Sunday, March 16, 2008
Antinomianism (from the Greek αντι, "against" + νομος, "law"), or lawlessness (in the Greek Bible: ανομια, which is "unlawful"), in theology, is the idea that members of a particular religious group are under no obligation to obey the laws of ethics or morality as presented by religious authorities. (The American Heritage® Dictionary of the English Language: Fourth Edition, 2000.) In other words, antinomianism can categorize those people who live lacivious lives, but still say "I'm under grace, not under the law." They believe that since they are under grace, they have no need to keep the moral law to any degree, and they can sin as much as they like.

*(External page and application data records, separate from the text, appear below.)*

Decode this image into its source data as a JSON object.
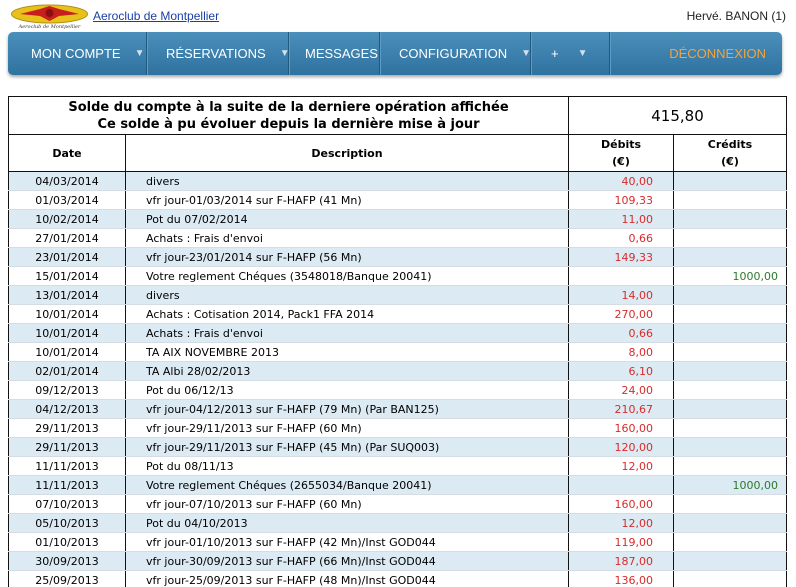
{
  "header": {
    "site_name": "Aeroclub de Montpellier",
    "logo_text": "Aeroclub de Montpellier",
    "user": "Hervé. BANON (1)"
  },
  "nav": {
    "items": [
      {
        "label": "MON COMPTE",
        "dropdown": true
      },
      {
        "label": "RÉSERVATIONS",
        "dropdown": true
      },
      {
        "label": "MESSAGES",
        "dropdown": false
      },
      {
        "label": "CONFIGURATION",
        "dropdown": true
      },
      {
        "label": "+",
        "dropdown": true
      }
    ],
    "logout": "DÉCONNEXION"
  },
  "balance": {
    "label_line1": "Solde du compte à la suite de la derniere opération affichée",
    "label_line2": "Ce solde à pu évoluer depuis la dernière mise à jour",
    "value": "415,80"
  },
  "table": {
    "columns": {
      "date": "Date",
      "description": "Description",
      "debits": "Débits",
      "debits_unit": "(€)",
      "credits": "Crédits",
      "credits_unit": "(€)"
    },
    "rows": [
      {
        "date": "04/03/2014",
        "desc": "divers",
        "debit": "40,00",
        "credit": ""
      },
      {
        "date": "01/03/2014",
        "desc": "vfr jour-01/03/2014 sur F-HAFP (41 Mn)",
        "debit": "109,33",
        "credit": ""
      },
      {
        "date": "10/02/2014",
        "desc": "Pot du 07/02/2014",
        "debit": "11,00",
        "credit": ""
      },
      {
        "date": "27/01/2014",
        "desc": "Achats : Frais d'envoi",
        "debit": "0,66",
        "credit": ""
      },
      {
        "date": "23/01/2014",
        "desc": "vfr jour-23/01/2014 sur F-HAFP (56 Mn)",
        "debit": "149,33",
        "credit": ""
      },
      {
        "date": "15/01/2014",
        "desc": "Votre reglement Chéques (3548018/Banque 20041)",
        "debit": "",
        "credit": "1000,00"
      },
      {
        "date": "13/01/2014",
        "desc": "divers",
        "debit": "14,00",
        "credit": ""
      },
      {
        "date": "10/01/2014",
        "desc": "Achats : Cotisation 2014, Pack1 FFA 2014",
        "debit": "270,00",
        "credit": ""
      },
      {
        "date": "10/01/2014",
        "desc": "Achats : Frais d'envoi",
        "debit": "0,66",
        "credit": ""
      },
      {
        "date": "10/01/2014",
        "desc": "TA AIX NOVEMBRE 2013",
        "debit": "8,00",
        "credit": ""
      },
      {
        "date": "02/01/2014",
        "desc": "TA Albi 28/02/2013",
        "debit": "6,10",
        "credit": ""
      },
      {
        "date": "09/12/2013",
        "desc": "Pot du 06/12/13",
        "debit": "24,00",
        "credit": ""
      },
      {
        "date": "04/12/2013",
        "desc": "vfr jour-04/12/2013 sur F-HAFP (79 Mn) (Par BAN125)",
        "debit": "210,67",
        "credit": ""
      },
      {
        "date": "29/11/2013",
        "desc": "vfr jour-29/11/2013 sur F-HAFP (60 Mn)",
        "debit": "160,00",
        "credit": ""
      },
      {
        "date": "29/11/2013",
        "desc": "vfr jour-29/11/2013 sur F-HAFP (45 Mn) (Par SUQ003)",
        "debit": "120,00",
        "credit": ""
      },
      {
        "date": "11/11/2013",
        "desc": "Pot du 08/11/13",
        "debit": "12,00",
        "credit": ""
      },
      {
        "date": "11/11/2013",
        "desc": "Votre reglement Chéques (2655034/Banque 20041)",
        "debit": "",
        "credit": "1000,00"
      },
      {
        "date": "07/10/2013",
        "desc": "vfr jour-07/10/2013 sur F-HAFP (60 Mn)",
        "debit": "160,00",
        "credit": ""
      },
      {
        "date": "05/10/2013",
        "desc": "Pot du 04/10/2013",
        "debit": "12,00",
        "credit": ""
      },
      {
        "date": "01/10/2013",
        "desc": "vfr jour-01/10/2013 sur F-HAFP (42 Mn)/Inst GOD044",
        "debit": "119,00",
        "credit": ""
      },
      {
        "date": "30/09/2013",
        "desc": "vfr jour-30/09/2013 sur F-HAFP (66 Mn)/Inst GOD044",
        "debit": "187,00",
        "credit": ""
      },
      {
        "date": "25/09/2013",
        "desc": "vfr jour-25/09/2013 sur F-HAFP (48 Mn)/Inst GOD044",
        "debit": "136,00",
        "credit": ""
      }
    ]
  },
  "colors": {
    "nav_bg": "#3a7fae",
    "logout": "#f6a23a",
    "debit": "#d92b2b",
    "credit": "#2d7a2d",
    "row_alt": "#dceaf3"
  }
}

A popular term that has been used to "excuse" this type of behavior is "the Carnal-Christian". James White, in this second of three lectures, explains why the Carnal-Christian is a myth and why we need to earnestly contend for the faith against this enemy of antinomianism.